Fast-forward a few years and I was cooking at the Riviera Dinner House. Once a year, Marco and Gracie – the owners – would have a Cioppino Feed. The only thing on the menu that night was Crab Cioppino. Marco and I made vats of it – served with crusty loaves of Larraburu sourdough bread. Larraburu was to sourdough what Dungeness is to crab. It was the epitome of crusty goodness. My father drove a Larraburu truck before getting into the San Francisco Fire Department in 1954 – and taking a significant pay cut to be a fireman. But even without the family connection, Larraburu was the best bread in The City. I can’t even imagine a restaurant today doing such a thing – and completely filling for two seatings plus seating at the bar – but they pulled it off for years. It was that good.

Crab Cioppino is an Italian-American creation created in San Francisco and based on a Genovese seafood stew. Once upon a time, most of the fisherman down at the wharf traced their ancestry back to Genoa and it was a communal meal made from a hodgepodge of fish and seafood.

It’s funny how the mind works. I saw those crabs and I was transported back in time remembering those crabbing trips to the wharf while my mind simultaneously reeled and raced for that recipe from The Riviera.

I think I got pretty close – for not using fresh crab and clams – and I can vividly remember the crab races down the aisle of the L Taraval.

Crab Cioppino

  • 2 onions, chopped
  • 4 stalks celery, chopped
  • 2 bell peppers, chopped
  • 1 red bell pepper, chopped
  • 6 cloves garlic minced
  • 2 cups red wine
  • 32 oz clam broth
  • 2 28oz cans whole peeled Italian tomatoes, roughly chopped
  • 2 or more pounds Dungeness Crab
  • 3-4 pounds assorted seafood – clams, shrimp, langostino, calamari, scallops, firm white fish
  • 1 tbsp red pepper flakes
  • 1/2 cup chopped Italian parsley
  • salt & pepper, to taste

Break out a big pot.

Saute onions in olive oil until they begin to wilt. Add celery, peppers, and garlic, and cook until everything is tender and fragrant. Add a pinch of S&P and a hefty pinch of red pepper flakes.

Add 2 cups decent red wine and cook until it comes to a boil and slightly reduces. Add clam broth and bring to a boil.

Add the tomatoes and just cut slightly – you want chunks of tomato in the final dish. Add more red pepper flakes. Bring everything to a boil, reduce heat, cover, and simmer about an hour. Stir in the parsley.

30 minutes before serving, add the crab. 15 minutes before serving, add the remaining seafood.

Simmer until everything is cooked through. Serve in wide bowls with the crustiest french bread you can find.

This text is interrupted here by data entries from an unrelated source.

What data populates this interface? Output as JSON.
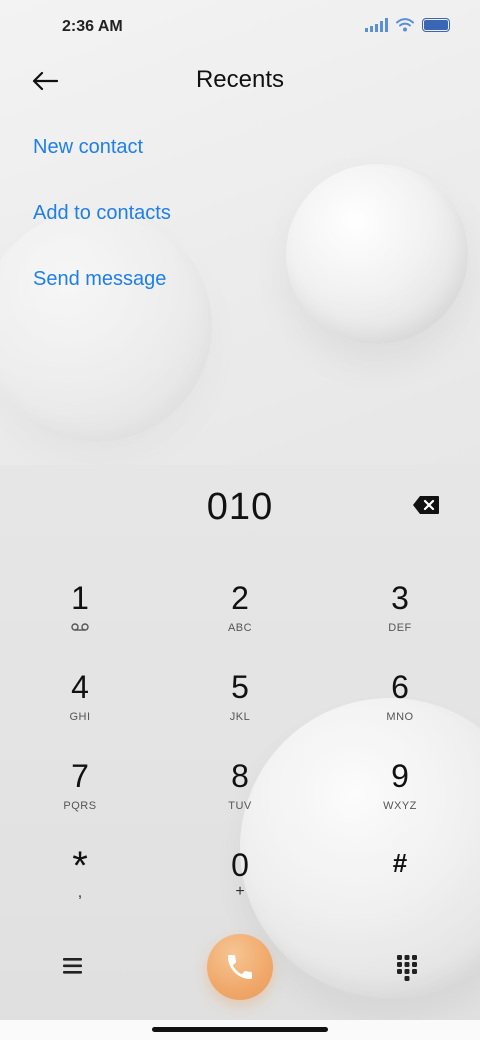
{
  "status_bar": {
    "time": "2:36 AM"
  },
  "header": {
    "title": "Recents"
  },
  "actions": [
    {
      "label": "New contact"
    },
    {
      "label": "Add to contacts"
    },
    {
      "label": "Send message"
    }
  ],
  "dialer": {
    "number": "010"
  },
  "keypad": [
    {
      "digit": "1",
      "letters": ""
    },
    {
      "digit": "2",
      "letters": "ABC"
    },
    {
      "digit": "3",
      "letters": "DEF"
    },
    {
      "digit": "4",
      "letters": "GHI"
    },
    {
      "digit": "5",
      "letters": "JKL"
    },
    {
      "digit": "6",
      "letters": "MNO"
    },
    {
      "digit": "7",
      "letters": "PQRS"
    },
    {
      "digit": "8",
      "letters": "TUV"
    },
    {
      "digit": "9",
      "letters": "WXYZ"
    },
    {
      "digit": "*",
      "letters": ","
    },
    {
      "digit": "0",
      "letters": "+"
    },
    {
      "digit": "#",
      "letters": ""
    }
  ],
  "icons": {
    "back": "arrow-left-icon",
    "delete": "backspace-icon",
    "voicemail": "voicemail-icon",
    "menu": "menu-icon",
    "call": "phone-icon",
    "dialpad": "dialpad-icon"
  },
  "colors": {
    "accent": "#1f7fe6",
    "call": "#f0a86a",
    "status": "#3b66b3"
  }
}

I’ve been thinking about Cioppino for quite a few months, now – ever since I thought there was a slight chance we would be hosting Christmas Eve dinner. I thought it the perfect dish for the Feast of the Seven Fish! We didn’t host, but if we ever do, I know what I’m making!

And today about 2:45 – before I had even finished the base sauce – I realized I had enough food for the neighborhood, so I called Victor’s brother and sister-in-law to come over and join us. We all ate heartily – and there’s still a batch that went into the freezer for Nonna when we’re in Sicily in a few weeks. It definitely is the perfect food to feed a crowd.

Sicily… Okay. About as far from Genoa as one can get and still be in Italy, but also with a heavy seafood tradition. I can’t wait to see what ideas we bring back with us. We may end up with the Feast of the Twenty-Seven Fish.

It could happen.